"ain't no slouch".
You aren't quite done yet. Don't forget to file your Debian installation
reportbug. It is also good manners to donate
something to the guys who setup the nslu2-firmware binaries that helped you
to get your slug rolling, and will help in the creation of more slugs in
future. If you have some money left, then investigate all the USB devices
out there - infra-red, bluetooth, Wi-Fi, VGA adaptor.... Of course, you
need to first buy a USB multi-port hub, since the NSLU2 has only two USB
The following sites provided extremely useful information:
- The NSLU2 Linux site at http://www.nslu2-linux.org/.
- Martin Michlmayr's Debian/NSLU2 Web site at http://www.cyrius.com/debian/nslu2/.
- The Debian Etch Release and Installation pages for the ARM processor at http://www.debian.org/releases/etch/arm/.
First of all, I would like to thank CalTech for inviting me for a long period. This gave me enough resources (time and money) to go to SCaLE5x and see the NSLU2-Linux booth there. More importantly, I thank the guys at nslu2-linux, who have worked hard all these years to make the slug the great friend of the GNU and the Penguin. I also thank Martin Michlmayr and the other Debian developers who have made installation of Debian on the NSLU2 a breeze; in particular, Martin also answered a number of questions that I posted in my installation report. I also toast all the contributors to the Wiki at the nslu2-linux.org web site; there are so many ideas there it would take a lifetime to try them all!
Coming back to the money angle a bit. If I look at the amount of money
(less than USD $100) that I have spent on getting my slug (baptized
kutti) up and running, it is certainly money well spent. Not
just because it is my slug, but because it is a genuinely useful
computer in my menagerie. However, when I translate this amount into Indian
Rupees, I realise that it is not an amount that could be "thrown away" on
an experimental project funded from one's own earnings. Which is why I
wrote this article -- to try to convince others that this is not
"experimental" anymore. Go forth and multiply those slugs!
- I presume that I am allowed to do this under "fair use" clauses!

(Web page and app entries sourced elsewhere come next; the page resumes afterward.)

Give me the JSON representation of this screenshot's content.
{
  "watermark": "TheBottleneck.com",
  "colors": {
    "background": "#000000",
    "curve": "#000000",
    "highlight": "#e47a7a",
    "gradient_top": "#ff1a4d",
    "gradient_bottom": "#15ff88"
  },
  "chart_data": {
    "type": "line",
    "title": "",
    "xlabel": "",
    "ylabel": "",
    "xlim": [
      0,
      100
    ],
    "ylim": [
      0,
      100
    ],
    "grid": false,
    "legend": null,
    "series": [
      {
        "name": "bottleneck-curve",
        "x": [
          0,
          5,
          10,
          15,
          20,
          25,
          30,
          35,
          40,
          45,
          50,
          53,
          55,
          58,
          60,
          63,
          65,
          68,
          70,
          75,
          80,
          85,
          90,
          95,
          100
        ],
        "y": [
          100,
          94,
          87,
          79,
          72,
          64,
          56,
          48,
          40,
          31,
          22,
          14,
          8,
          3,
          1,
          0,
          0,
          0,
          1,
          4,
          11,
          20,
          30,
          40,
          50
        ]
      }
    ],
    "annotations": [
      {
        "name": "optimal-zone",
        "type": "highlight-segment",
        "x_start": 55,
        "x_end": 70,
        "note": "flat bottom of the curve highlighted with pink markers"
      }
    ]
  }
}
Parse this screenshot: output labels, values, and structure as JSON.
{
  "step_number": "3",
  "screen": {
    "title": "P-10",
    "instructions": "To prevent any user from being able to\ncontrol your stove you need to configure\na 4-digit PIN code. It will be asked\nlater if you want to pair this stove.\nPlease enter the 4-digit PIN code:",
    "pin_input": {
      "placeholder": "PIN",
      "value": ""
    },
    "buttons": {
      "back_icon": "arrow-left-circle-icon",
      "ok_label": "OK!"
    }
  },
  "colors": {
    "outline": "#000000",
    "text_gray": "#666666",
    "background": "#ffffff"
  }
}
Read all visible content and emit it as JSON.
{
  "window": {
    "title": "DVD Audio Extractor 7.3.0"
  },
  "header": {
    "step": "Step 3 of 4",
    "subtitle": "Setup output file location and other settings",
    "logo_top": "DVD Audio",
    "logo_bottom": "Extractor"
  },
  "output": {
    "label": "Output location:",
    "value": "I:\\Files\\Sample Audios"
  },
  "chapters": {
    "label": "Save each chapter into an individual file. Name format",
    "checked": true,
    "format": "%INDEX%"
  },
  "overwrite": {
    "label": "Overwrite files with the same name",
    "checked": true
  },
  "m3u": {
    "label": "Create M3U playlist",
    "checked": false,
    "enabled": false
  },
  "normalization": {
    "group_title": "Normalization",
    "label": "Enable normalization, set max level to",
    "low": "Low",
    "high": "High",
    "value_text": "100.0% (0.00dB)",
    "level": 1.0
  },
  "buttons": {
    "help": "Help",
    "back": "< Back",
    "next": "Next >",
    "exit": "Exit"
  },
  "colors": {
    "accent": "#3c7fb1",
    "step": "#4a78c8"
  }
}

- Kudos to Douglas Adams for realising the importance of this phrase.
- To quote P. Smith: "Never confuse the impossible with the improbable."
- A friend managed to brick his laptop by flashing the BIOS.
- I thought it was trying to contact an NTP server, but Martin Michlmayr clarified that it was not.
Kapil Hari Paranjape has been a ``hack''-er since his punch-card days.
Specifically, this means that he has never written a ``real'' program.
He has merely tinkered with programs written by others. After playing
with Minix in 1990-91 he thought of writing his first program---a
``genuine'' *nix kernel for the x86 class of machines. Luckily for him a
certain L. Torvalds got there first---thereby saving him the trouble
(once again) of actually writing code. In eternal gratitude he has spent
a lot of time tinkering with and promoting Linux and GNU since those
days---much to the dismay of many around him who think he should
concentrate on mathematical research---which is his paying job. The
interplay between actual running programs, what can be computed in
principle and what can be shown to exist continues to fascinate him.